When it comes to sherry vinegar, Harris says, it’s a “necessity in gazpachos, with grilled meats and bean dishes, as well as in all kinds of dressings”. He reserves good-quality red-wine vinegar for adding depth to stews, ragus and roast meats – “I always splash a bit over a roast chicken in the oven” – and white-wine vinegar for seafood salad dressings or deglazing the pan when cooking fish. Alternatively, use in butter-based sauces, chutneys or for pickling veg.
You could also get in a quick pickle (sliced cucumber, radish, courgettes) with cider vinegar. “It’s light-ish in terms of acidity and it’s not over-weighty in flavour,” explains Clutton, who also uses it in marinades for fish fillets or pork chops. “Add garlic that has been pestled down, grated fresh ginger, maybe some spicing, and let your chop or piece of fish sit in that and the flavours develop.”
While malt vinegar is, of course, a very good thing for fish and chips, it also cheers up ragus and casseroles. Cook your onions and, once soft, add a good slug of the stuff: “It will be absorbed by the onions as they cook down and will imbue everything else with that depth of flavour.” It wouldn’t go amiss in a shepherd’s pie filling, either: Clutton adds a splash while her mince is browning. “That’s going to make the base heaven.”
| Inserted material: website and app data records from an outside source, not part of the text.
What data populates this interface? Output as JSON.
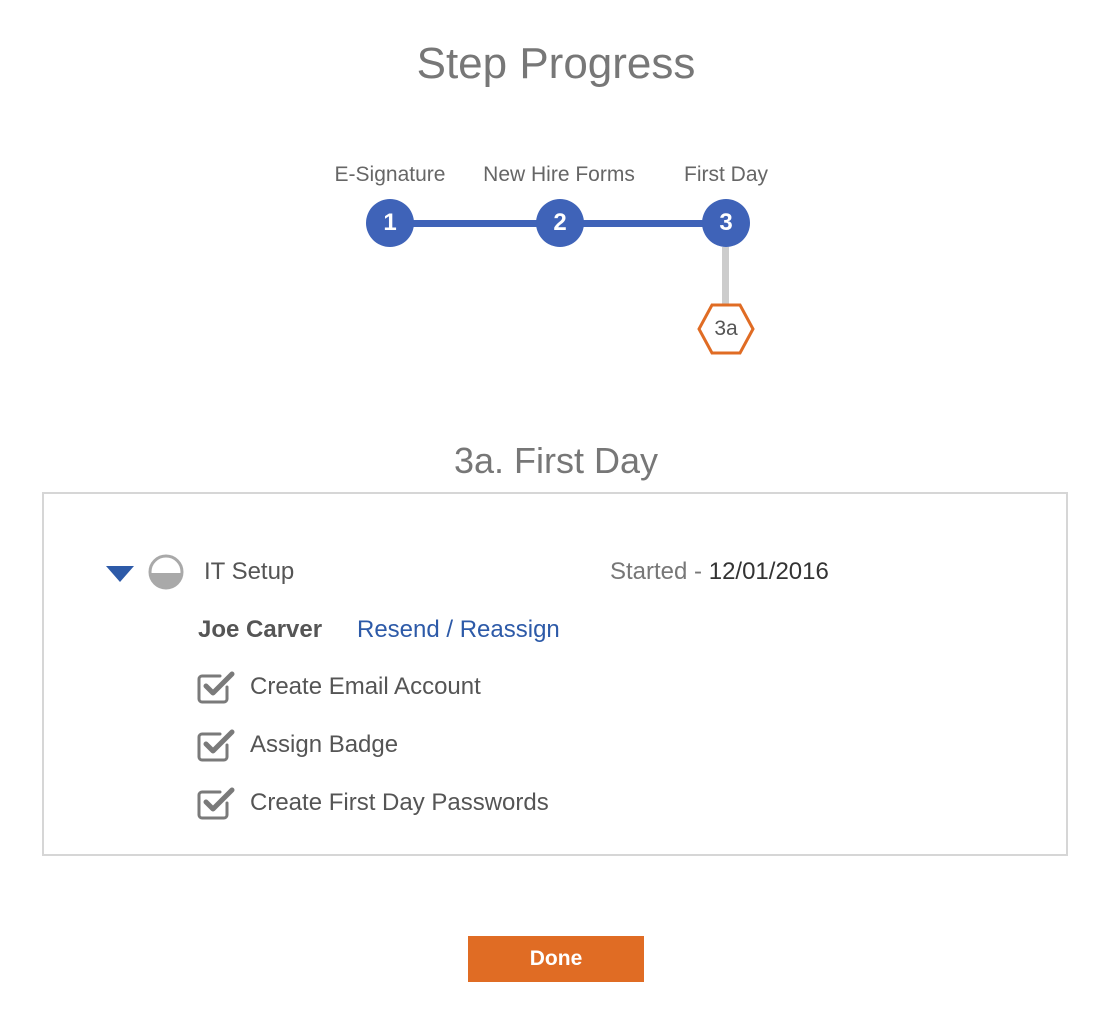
{
  "page": {
    "title": "Step Progress"
  },
  "stepper": {
    "steps": [
      {
        "number": "1",
        "label": "E-Signature"
      },
      {
        "number": "2",
        "label": "New Hire Forms"
      },
      {
        "number": "3",
        "label": "First Day"
      }
    ],
    "substep": {
      "label": "3a"
    },
    "colors": {
      "active_step": "#3f63b8",
      "substep_connector": "#cccccc",
      "substep_outline": "#e06c24"
    }
  },
  "section": {
    "title": "3a. First Day"
  },
  "task_group": {
    "name": "IT Setup",
    "expanded": true,
    "status_icon": "half-filled-circle-icon",
    "status_label": "Started -",
    "status_date": "12/01/2016",
    "assignee": "Joe Carver",
    "action_link": "Resend / Reassign",
    "items": [
      {
        "label": "Create Email Account",
        "checked": true
      },
      {
        "label": "Assign Badge",
        "checked": true
      },
      {
        "label": "Create First Day Passwords",
        "checked": true
      }
    ]
  },
  "footer": {
    "done_label": "Done",
    "done_color": "#e06c24"
  }
}
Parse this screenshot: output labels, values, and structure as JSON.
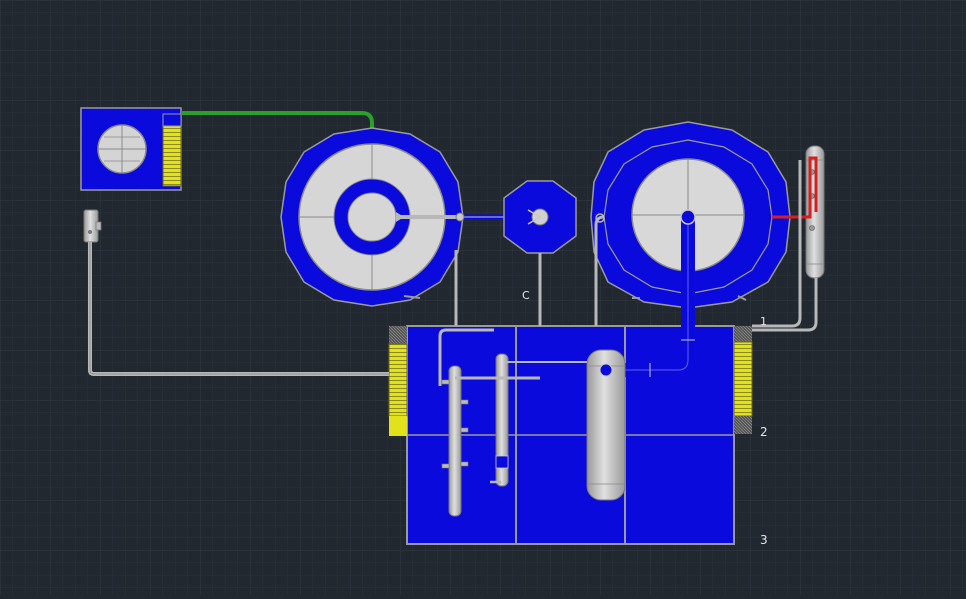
{
  "canvas": {
    "background": "#212830",
    "grid_minor": "#2a323b",
    "grid_major": "#323a44"
  },
  "colors": {
    "equipment_blue": "#0a0adc",
    "steel": "#c8c8c8",
    "steel_dark": "#8a8a8a",
    "green_line": "#2aa02a",
    "red_line": "#d42020",
    "yellow_fins": "#e2e21c",
    "label": "#e6e6e6"
  },
  "labels": {
    "c": "C",
    "one": "1",
    "two": "2",
    "three": "3"
  }
}
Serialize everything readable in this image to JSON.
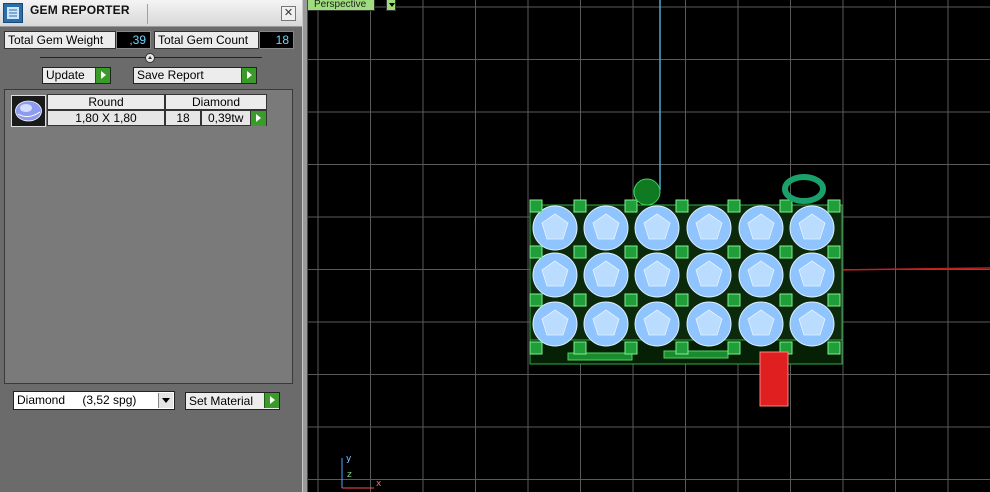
{
  "titlebar": {
    "title": "GEM REPORTER",
    "close": "✕"
  },
  "stats": {
    "weight_label": "Total Gem Weight",
    "weight_value": ",39",
    "count_label": "Total Gem Count",
    "count_value": "18"
  },
  "buttons": {
    "update": "Update",
    "save_report": "Save Report",
    "set_material": "Set Material"
  },
  "gem_list": {
    "headers": [
      "Round",
      "Diamond"
    ],
    "rows": [
      {
        "size": "1,80 X 1,80",
        "count": "18",
        "weight": "0,39tw"
      }
    ]
  },
  "material": {
    "selected_name": "Diamond",
    "selected_density": "(3,52 spg)"
  },
  "viewport": {
    "view_name": "Perspective",
    "axis_y": "y",
    "axis_z": "z",
    "axis_x": "x"
  },
  "colors": {
    "panel_bg": "#6b6b6b",
    "value_text": "#6fd4ff",
    "accent_green": "#3a9a2a",
    "grid_line": "#5a5a5a",
    "gem_blue": "#8fc4ff",
    "prong_green": "#1f9e3a",
    "marker_red": "#e02020"
  }
}
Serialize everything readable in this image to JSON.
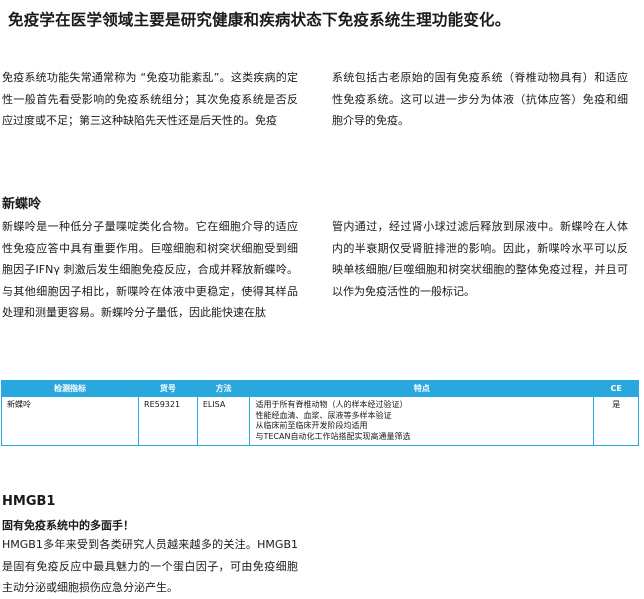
{
  "title": "免疫学在医学领域主要是研究健康和疾病状态下免疫系统生理功能变化。",
  "intro": {
    "left": "免疫系统功能失常通常称为 “免疫功能紊乱”。这类疾病的定性一般首先看受影响的免疫系统组分；其次免疫系统是否反应过度或不足；第三这种缺陷先天性还是后天性的。免疫",
    "right": "系统包括古老原始的固有免疫系统（脊椎动物具有）和适应性免疫系统。这可以进一步分为体液（抗体应答）免疫和细胞介导的免疫。"
  },
  "neopterin": {
    "heading": "新蝶呤",
    "left": "新蝶呤是一种低分子量喋啶类化合物。它在细胞介导的适应性免疫应答中具有重要作用。巨噬细胞和树突状细胞受到细胞因子IFNγ 刺激后发生细胞免疫反应，合成并释放新蝶呤。与其他细胞因子相比，新喋呤在体液中更稳定，使得其样品处理和测量更容易。新蝶呤分子量低，因此能快速在肽",
    "right": "管内通过，经过肾小球过滤后释放到尿液中。新蝶呤在人体内的半衰期仅受肾脏排泄的影响。因此，新喋呤水平可以反映单核细胞/巨噬细胞和树突状细胞的整体免疫过程，并且可以作为免疫活性的一般标记。"
  },
  "table": {
    "headers": [
      "检测指标",
      "货号",
      "方法",
      "特点",
      "CE"
    ],
    "row": {
      "analyte": "新蝶呤",
      "code": "RE59321",
      "method": "ELISA",
      "features": [
        "适用于所有脊椎动物（人的样本经过验证）",
        "性能经血清、血浆、尿液等多样本验证",
        "从临床前至临床开发阶段均适用",
        "与TECAN自动化工作站搭配实现高通量筛选"
      ],
      "ce": "是"
    }
  },
  "hmgb1": {
    "heading": "HMGB1",
    "subheading": "固有免疫系统中的多面手！",
    "text": "HMGB1多年来受到各类研究人员越来越多的关注。HMGB1是固有免疫反应中最具魅力的一个蛋白因子，可由免疫细胞主动分泌或细胞损伤应急分泌产生。"
  },
  "colors": {
    "table_accent": "#29a8de"
  }
}
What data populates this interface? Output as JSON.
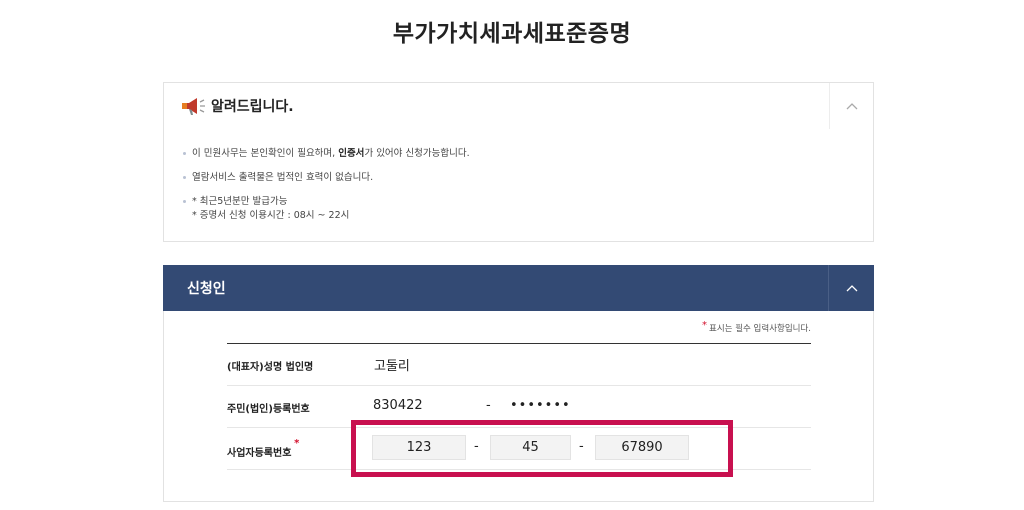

Finally, balsamic vinegar, where a little goes a long way. Be like Harris, who drizzles it over pears, hard cheese and charcuterie, or use it as a finishing touch to watercress, celery or pumpkin soup. “It’s nice in a potentially retro way, but it gets your palate ready for the soup,” Clutton says. Then there’s roast sausages. “You’ve already got your oil on there, so add a little balsamic and you’ll end up with this wonderfully flavoured dressing to serve alongside.” A true, ahem, banger.